[Dataset rows for apps and sites]
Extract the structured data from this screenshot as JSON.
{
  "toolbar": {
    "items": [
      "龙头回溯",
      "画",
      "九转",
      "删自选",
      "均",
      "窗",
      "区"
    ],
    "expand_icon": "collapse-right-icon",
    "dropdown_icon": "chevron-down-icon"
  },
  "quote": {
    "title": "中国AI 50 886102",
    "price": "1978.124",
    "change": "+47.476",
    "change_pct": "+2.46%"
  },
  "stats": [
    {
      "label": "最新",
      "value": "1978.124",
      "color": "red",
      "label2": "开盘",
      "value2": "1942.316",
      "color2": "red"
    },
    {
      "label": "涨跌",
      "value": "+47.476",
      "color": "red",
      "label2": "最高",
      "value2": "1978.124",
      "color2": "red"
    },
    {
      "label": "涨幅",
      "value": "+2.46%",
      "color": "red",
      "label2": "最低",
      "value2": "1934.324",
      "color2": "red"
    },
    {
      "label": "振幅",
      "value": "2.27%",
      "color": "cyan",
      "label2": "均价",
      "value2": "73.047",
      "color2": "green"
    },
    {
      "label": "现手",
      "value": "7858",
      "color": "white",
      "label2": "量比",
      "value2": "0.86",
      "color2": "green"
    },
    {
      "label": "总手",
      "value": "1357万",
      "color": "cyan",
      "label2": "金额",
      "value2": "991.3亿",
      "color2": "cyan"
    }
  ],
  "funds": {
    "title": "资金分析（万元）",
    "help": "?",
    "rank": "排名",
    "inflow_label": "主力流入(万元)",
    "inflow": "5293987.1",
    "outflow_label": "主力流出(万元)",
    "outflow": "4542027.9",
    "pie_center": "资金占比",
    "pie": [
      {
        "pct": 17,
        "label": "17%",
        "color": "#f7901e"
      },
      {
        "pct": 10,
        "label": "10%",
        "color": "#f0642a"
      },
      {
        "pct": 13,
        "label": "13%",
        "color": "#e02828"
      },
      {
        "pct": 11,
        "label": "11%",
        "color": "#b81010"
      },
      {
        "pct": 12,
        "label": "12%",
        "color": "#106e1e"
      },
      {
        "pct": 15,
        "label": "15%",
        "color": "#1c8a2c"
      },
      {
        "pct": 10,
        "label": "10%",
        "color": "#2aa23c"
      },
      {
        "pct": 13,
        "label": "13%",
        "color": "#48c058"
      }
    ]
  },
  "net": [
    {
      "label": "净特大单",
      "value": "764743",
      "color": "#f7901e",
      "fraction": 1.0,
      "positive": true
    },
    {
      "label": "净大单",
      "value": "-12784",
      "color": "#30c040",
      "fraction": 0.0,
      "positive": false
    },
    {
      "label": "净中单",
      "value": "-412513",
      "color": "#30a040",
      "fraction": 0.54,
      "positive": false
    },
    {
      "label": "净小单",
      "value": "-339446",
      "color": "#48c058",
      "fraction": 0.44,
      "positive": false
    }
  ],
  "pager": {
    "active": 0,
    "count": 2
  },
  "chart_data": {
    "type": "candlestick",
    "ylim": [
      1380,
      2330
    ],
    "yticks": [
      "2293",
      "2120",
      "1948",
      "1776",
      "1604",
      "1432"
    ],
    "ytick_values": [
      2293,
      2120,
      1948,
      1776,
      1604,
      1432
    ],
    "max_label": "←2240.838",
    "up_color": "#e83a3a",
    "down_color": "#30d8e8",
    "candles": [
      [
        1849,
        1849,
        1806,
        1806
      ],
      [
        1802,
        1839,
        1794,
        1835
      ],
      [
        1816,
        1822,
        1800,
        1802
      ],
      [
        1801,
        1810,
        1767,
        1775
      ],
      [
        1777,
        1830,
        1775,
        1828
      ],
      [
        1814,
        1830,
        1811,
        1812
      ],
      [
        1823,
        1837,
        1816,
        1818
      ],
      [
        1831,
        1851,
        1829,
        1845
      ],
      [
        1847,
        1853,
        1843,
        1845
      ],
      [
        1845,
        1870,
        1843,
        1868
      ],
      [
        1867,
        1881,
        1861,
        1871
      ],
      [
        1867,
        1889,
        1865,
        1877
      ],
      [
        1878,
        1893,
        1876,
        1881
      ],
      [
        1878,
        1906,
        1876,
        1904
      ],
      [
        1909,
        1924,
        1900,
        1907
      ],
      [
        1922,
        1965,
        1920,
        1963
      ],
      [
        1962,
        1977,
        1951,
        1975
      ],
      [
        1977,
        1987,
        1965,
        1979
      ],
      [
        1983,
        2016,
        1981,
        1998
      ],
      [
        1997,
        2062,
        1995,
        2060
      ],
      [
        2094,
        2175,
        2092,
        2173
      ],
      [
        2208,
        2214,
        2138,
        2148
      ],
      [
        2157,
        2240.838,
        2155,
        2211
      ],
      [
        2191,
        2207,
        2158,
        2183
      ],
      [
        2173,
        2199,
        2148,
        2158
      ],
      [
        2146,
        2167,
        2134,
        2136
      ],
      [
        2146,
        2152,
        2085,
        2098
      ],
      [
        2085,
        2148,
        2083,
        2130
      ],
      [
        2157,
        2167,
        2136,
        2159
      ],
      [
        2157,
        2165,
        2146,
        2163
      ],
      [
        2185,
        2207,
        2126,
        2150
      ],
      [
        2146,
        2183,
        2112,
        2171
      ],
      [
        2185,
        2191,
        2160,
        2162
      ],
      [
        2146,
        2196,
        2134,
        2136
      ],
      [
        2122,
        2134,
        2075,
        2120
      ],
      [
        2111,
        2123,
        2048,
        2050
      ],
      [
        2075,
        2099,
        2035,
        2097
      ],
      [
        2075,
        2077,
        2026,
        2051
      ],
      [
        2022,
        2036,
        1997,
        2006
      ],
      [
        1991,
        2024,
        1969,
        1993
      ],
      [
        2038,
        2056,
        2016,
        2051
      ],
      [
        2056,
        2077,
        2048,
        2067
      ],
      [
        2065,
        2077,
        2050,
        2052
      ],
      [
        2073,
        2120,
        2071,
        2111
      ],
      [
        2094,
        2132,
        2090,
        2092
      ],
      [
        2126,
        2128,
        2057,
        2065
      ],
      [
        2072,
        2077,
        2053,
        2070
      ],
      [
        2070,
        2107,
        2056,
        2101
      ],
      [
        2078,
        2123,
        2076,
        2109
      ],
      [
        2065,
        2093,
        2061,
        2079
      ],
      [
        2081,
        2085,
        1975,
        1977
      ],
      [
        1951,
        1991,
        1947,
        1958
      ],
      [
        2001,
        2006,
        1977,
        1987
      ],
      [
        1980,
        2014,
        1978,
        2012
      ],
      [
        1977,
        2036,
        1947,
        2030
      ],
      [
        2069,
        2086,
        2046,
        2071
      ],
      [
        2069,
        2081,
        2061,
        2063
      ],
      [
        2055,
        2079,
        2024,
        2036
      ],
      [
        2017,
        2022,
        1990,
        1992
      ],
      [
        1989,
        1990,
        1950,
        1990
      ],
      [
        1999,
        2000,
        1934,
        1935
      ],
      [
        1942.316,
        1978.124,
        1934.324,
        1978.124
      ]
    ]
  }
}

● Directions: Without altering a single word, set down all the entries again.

● Task solution:
Extract the structured data from this screenshot as JSON.
{
  "toolbar": {
    "items": [
      "龙头回溯",
      "画",
      "九转",
      "删自选",
      "均",
      "窗",
      "区"
    ],
    "expand_icon": "collapse-right-icon",
    "dropdown_icon": "chevron-down-icon"
  },
  "quote": {
    "title": "中国AI 50 886102",
    "price": "1978.124",
    "change": "+47.476",
    "change_pct": "+2.46%"
  },
  "stats": [
    {
      "label": "最新",
      "value": "1978.124",
      "color": "red",
      "label2": "开盘",
      "value2": "1942.316",
      "color2": "red"
    },
    {
      "label": "涨跌",
      "value": "+47.476",
      "color": "red",
      "label2": "最高",
      "value2": "1978.124",
      "color2": "red"
    },
    {
      "label": "涨幅",
      "value": "+2.46%",
      "color": "red",
      "label2": "最低",
      "value2": "1934.324",
      "color2": "red"
    },
    {
      "label": "振幅",
      "value": "2.27%",
      "color": "cyan",
      "label2": "均价",
      "value2": "73.047",
      "color2": "green"
    },
    {
      "label": "现手",
      "value": "7858",
      "color": "white",
      "label2": "量比",
      "value2": "0.86",
      "color2": "green"
    },
    {
      "label": "总手",
      "value": "1357万",
      "color": "cyan",
      "label2": "金额",
      "value2": "991.3亿",
      "color2": "cyan"
    }
  ],
  "funds": {
    "title": "资金分析（万元）",
    "help": "?",
    "rank": "排名",
    "inflow_label": "主力流入(万元)",
    "inflow": "5293987.1",
    "outflow_label": "主力流出(万元)",
    "outflow": "4542027.9",
    "pie_center": "资金占比",
    "pie": [
      {
        "pct": 17,
        "label": "17%",
        "color": "#f7901e"
      },
      {
        "pct": 10,
        "label": "10%",
        "color": "#f0642a"
      },
      {
        "pct": 13,
        "label": "13%",
        "color": "#e02828"
      },
      {
        "pct": 11,
        "label": "11%",
        "color": "#b81010"
      },
      {
        "pct": 12,
        "label": "12%",
        "color": "#106e1e"
      },
      {
        "pct": 15,
        "label": "15%",
        "color": "#1c8a2c"
      },
      {
        "pct": 10,
        "label": "10%",
        "color": "#2aa23c"
      },
      {
        "pct": 13,
        "label": "13%",
        "color": "#48c058"
      }
    ]
  },
  "net": [
    {
      "label": "净特大单",
      "value": "764743",
      "color": "#f7901e",
      "fraction": 1.0,
      "positive": true
    },
    {
      "label": "净大单",
      "value": "-12784",
      "color": "#30c040",
      "fraction": 0.0,
      "positive": false
    },
    {
      "label": "净中单",
      "value": "-412513",
      "color": "#30a040",
      "fraction": 0.54,
      "positive": false
    },
    {
      "label": "净小单",
      "value": "-339446",
      "color": "#48c058",
      "fraction": 0.44,
      "positive": false
    }
  ],
  "pager": {
    "active": 0,
    "count": 2
  },
  "chart_data": {
    "type": "candlestick",
    "ylim": [
      1380,
      2330
    ],
    "yticks": [
      "2293",
      "2120",
      "1948",
      "1776",
      "1604",
      "1432"
    ],
    "ytick_values": [
      2293,
      2120,
      1948,
      1776,
      1604,
      1432
    ],
    "max_label": "←2240.838",
    "up_color": "#e83a3a",
    "down_color": "#30d8e8",
    "candles": [
      [
        1849,
        1849,
        1806,
        1806
      ],
      [
        1802,
        1839,
        1794,
        1835
      ],
      [
        1816,
        1822,
        1800,
        1802
      ],
      [
        1801,
        1810,
        1767,
        1775
      ],
      [
        1777,
        1830,
        1775,
        1828
      ],
      [
        1814,
        1830,
        1811,
        1812
      ],
      [
        1823,
        1837,
        1816,
        1818
      ],
      [
        1831,
        1851,
        1829,
        1845
      ],
      [
        1847,
        1853,
        1843,
        1845
      ],
      [
        1845,
        1870,
        1843,
        1868
      ],
      [
        1867,
        1881,
        1861,
        1871
      ],
      [
        1867,
        1889,
        1865,
        1877
      ],
      [
        1878,
        1893,
        1876,
        1881
      ],
      [
        1878,
        1906,
        1876,
        1904
      ],
      [
        1909,
        1924,
        1900,
        1907
      ],
      [
        1922,
        1965,
        1920,
        1963
      ],
      [
        1962,
        1977,
        1951,
        1975
      ],
      [
        1977,
        1987,
        1965,
        1979
      ],
      [
        1983,
        2016,
        1981,
        1998
      ],
      [
        1997,
        2062,
        1995,
        2060
      ],
      [
        2094,
        2175,
        2092,
        2173
      ],
      [
        2208,
        2214,
        2138,
        2148
      ],
      [
        2157,
        2240.838,
        2155,
        2211
      ],
      [
        2191,
        2207,
        2158,
        2183
      ],
      [
        2173,
        2199,
        2148,
        2158
      ],
      [
        2146,
        2167,
        2134,
        2136
      ],
      [
        2146,
        2152,
        2085,
        2098
      ],
      [
        2085,
        2148,
        2083,
        2130
      ],
      [
        2157,
        2167,
        2136,
        2159
      ],
      [
        2157,
        2165,
        2146,
        2163
      ],
      [
        2185,
        2207,
        2126,
        2150
      ],
      [
        2146,
        2183,
        2112,
        2171
      ],
      [
        2185,
        2191,
        2160,
        2162
      ],
      [
        2146,
        2196,
        2134,
        2136
      ],
      [
        2122,
        2134,
        2075,
        2120
      ],
      [
        2111,
        2123,
        2048,
        2050
      ],
      [
        2075,
        2099,
        2035,
        2097
      ],
      [
        2075,
        2077,
        2026,
        2051
      ],
      [
        2022,
        2036,
        1997,
        2006
      ],
      [
        1991,
        2024,
        1969,
        1993
      ],
      [
        2038,
        2056,
        2016,
        2051
      ],
      [
        2056,
        2077,
        2048,
        2067
      ],
      [
        2065,
        2077,
        2050,
        2052
      ],
      [
        2073,
        2120,
        2071,
        2111
      ],
      [
        2094,
        2132,
        2090,
        2092
      ],
      [
        2126,
        2128,
        2057,
        2065
      ],
      [
        2072,
        2077,
        2053,
        2070
      ],
      [
        2070,
        2107,
        2056,
        2101
      ],
      [
        2078,
        2123,
        2076,
        2109
      ],
      [
        2065,
        2093,
        2061,
        2079
      ],
      [
        2081,
        2085,
        1975,
        1977
      ],
      [
        1951,
        1991,
        1947,
        1958
      ],
      [
        2001,
        2006,
        1977,
        1987
      ],
      [
        1980,
        2014,
        1978,
        2012
      ],
      [
        1977,
        2036,
        1947,
        2030
      ],
      [
        2069,
        2086,
        2046,
        2071
      ],
      [
        2069,
        2081,
        2061,
        2063
      ],
      [
        2055,
        2079,
        2024,
        2036
      ],
      [
        2017,
        2022,
        1990,
        1992
      ],
      [
        1989,
        1990,
        1950,
        1990
      ],
      [
        1999,
        2000,
        1934,
        1935
      ],
      [
        1942.316,
        1978.124,
        1934.324,
        1978.124
      ]
    ]
  }
}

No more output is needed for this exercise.